San Francisco is known for its brightly colored row houses, its hippy-dippy history, and — today — as the epicenter of the tech boom. But just off of San Fran’s breathtaking coast sits a more sinister relic. The infamous Alcatraz Federal Penitentiary on Alcatraz Island is just a ferry ride away from the mainland — but only visit if you’re up for being spooked. Alcatraz claims nefarious individuals, like Al Capone, as former inmates; in fact, visitors today claim to hear banjo music emanating from the shower room, where Capone used to play his beloved instrument. Throughout the years, visitors, inmates, and guides alike have been unnerved by the sounds of chains rattling, blood-curdling screams, and the feeling of walking through chilly goosebump-inducing cold spots throughout the prison.
3. Adams, TN
Are you a fan of the shaky-camera storytelling and substantial scares of the movie The Blair Witch Project? Then a visit to Adams, TN, is a must since some spooky events in the town inspired the film. In the early 1800s, a farmer named John Bell settled in Adams; the Bell family grew happy and prosperous on their Adams farm for a number of years. That is, until mysterious happenings started to capture their attention — knocks on windows, the sound of chains being drug through the house, and strange animal sightings became an almost daily occurrence. Eventually, the family began hearing a ghostly voice, too; the disembodied voice identified itself as the ghost of Kate Batts, a former disgruntled neighbor of the Bells. The ghost of Kate tormented farmer John’s daughter, Betsy, relentlessly; Betsy reportedly had her hair pulled and was pinched and scratched by the ghost. You can still visit the haunted Bell cabin today … if you dare.

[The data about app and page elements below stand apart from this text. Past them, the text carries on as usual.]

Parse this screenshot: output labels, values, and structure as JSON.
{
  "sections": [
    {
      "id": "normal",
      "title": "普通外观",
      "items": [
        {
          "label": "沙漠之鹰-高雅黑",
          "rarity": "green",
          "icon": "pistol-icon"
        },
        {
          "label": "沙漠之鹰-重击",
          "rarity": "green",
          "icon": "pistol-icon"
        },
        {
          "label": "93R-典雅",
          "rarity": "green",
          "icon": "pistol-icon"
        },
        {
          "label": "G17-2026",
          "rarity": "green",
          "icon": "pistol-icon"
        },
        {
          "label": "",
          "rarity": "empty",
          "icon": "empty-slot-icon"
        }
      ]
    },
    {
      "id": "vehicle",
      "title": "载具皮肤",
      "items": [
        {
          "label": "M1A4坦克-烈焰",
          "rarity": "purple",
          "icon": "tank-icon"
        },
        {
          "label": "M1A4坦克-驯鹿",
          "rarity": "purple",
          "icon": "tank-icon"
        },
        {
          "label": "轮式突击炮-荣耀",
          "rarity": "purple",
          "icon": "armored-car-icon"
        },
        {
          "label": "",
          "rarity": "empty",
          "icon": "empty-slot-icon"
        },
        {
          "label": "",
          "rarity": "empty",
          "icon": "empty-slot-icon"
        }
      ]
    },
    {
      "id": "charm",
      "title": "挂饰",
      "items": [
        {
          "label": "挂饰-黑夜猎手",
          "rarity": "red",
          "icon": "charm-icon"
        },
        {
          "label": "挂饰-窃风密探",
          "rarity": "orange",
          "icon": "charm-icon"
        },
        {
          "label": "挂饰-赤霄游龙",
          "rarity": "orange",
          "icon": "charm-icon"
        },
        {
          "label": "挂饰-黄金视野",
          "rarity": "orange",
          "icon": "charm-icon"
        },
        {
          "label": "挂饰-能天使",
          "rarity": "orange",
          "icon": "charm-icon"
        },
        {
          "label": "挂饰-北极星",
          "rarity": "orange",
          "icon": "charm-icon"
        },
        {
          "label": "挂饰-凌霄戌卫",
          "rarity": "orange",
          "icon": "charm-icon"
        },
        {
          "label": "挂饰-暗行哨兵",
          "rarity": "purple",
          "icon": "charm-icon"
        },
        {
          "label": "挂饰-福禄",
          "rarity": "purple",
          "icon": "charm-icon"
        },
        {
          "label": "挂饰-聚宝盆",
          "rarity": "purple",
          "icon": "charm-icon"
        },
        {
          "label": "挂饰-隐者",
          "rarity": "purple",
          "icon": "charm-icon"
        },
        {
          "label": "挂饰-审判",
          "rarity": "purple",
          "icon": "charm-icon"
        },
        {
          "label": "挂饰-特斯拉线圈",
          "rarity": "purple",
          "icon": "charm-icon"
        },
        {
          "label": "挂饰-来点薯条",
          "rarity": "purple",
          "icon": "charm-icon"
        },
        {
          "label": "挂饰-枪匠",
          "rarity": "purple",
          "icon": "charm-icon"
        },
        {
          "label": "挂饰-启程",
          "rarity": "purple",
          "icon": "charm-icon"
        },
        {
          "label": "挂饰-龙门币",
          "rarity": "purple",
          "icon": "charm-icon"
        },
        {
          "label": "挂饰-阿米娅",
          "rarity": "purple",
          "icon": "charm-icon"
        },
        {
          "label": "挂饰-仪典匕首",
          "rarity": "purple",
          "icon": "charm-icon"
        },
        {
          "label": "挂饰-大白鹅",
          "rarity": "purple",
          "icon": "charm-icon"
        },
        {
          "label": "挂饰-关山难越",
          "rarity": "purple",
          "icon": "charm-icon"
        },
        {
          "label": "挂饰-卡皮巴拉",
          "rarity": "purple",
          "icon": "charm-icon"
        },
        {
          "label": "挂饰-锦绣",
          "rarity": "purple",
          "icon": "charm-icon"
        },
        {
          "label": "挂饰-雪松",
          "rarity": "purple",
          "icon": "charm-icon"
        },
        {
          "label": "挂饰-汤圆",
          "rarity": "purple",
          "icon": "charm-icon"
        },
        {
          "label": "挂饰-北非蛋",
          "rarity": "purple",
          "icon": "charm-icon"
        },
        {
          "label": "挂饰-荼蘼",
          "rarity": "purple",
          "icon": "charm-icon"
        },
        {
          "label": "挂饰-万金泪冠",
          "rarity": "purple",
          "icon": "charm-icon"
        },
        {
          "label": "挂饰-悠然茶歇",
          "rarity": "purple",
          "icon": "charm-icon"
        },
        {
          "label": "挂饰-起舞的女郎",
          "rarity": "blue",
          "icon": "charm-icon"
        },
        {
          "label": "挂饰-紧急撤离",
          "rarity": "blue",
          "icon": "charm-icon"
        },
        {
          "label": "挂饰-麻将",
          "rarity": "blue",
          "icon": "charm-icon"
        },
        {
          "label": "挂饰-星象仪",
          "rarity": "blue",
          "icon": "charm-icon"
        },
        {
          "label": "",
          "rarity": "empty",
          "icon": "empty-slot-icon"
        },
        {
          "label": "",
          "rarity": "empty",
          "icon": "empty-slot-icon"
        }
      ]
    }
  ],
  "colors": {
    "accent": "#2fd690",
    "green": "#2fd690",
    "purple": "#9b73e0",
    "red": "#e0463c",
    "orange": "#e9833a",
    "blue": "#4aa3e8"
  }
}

2. Salem, MA
Famous around the world for the horrific Salem witch trials, this tiny northeastern town just can’t shed its witchy past. Relive the hysteria with a visit to Gallows Hill Park. Now a baseball field and children’s playground, this park’s innocent veneer belies its haunting past; it was here in 1692 that the town of Salem hung 19 residents for suspected crimes of witchery. Tourism in the town today surrounds the Salem witch trials; get your dose of ghostly history at the Witch Dungeon Museum, which hosts a live re-enactment of a witch trial, based on the actual 1692 transcript. And don’t pass up a visit to the Witch House, a historic home built in 1642 that once housed the fearsome judge James Corwin, who presided over the witch trials. Suspected sorceresses were supposedly brought to this home to be checked for “witches’ marks,” or marks said to be left by the devil on the bodies of those that practice witchcraft.
1. Savannah, GA
Amidst the moss-draped old oaks and stately Georgian homes, spirits lurk. In fact, the charming coastal town of Savannah, Georgia, is often referred to as America’s Most Haunted City! That reputation is well earned — see for yourself with a visit to some of Savannah’s spookiest landmarks. Check out the Sorrel-Weed House, a handsome mansion built on top of the unmarked graves of revolutionary soldiers; spirit sightings are so common at the house that the Sci-Fi Channel’s show Ghost Hunters has paid a visit here. And the creepy albeit beautiful Bonaventure Cemetery just outside of town is another must-visit. For major chills, stop by the grave of Gracie Watson, a six-year-old girl who died from yellow fever in 1889. Even if you don’t buy the story that Gracie’s ghost still haunts the cemetery, you’ll still shudder at the ghostly-looking statue that sits upon her grave!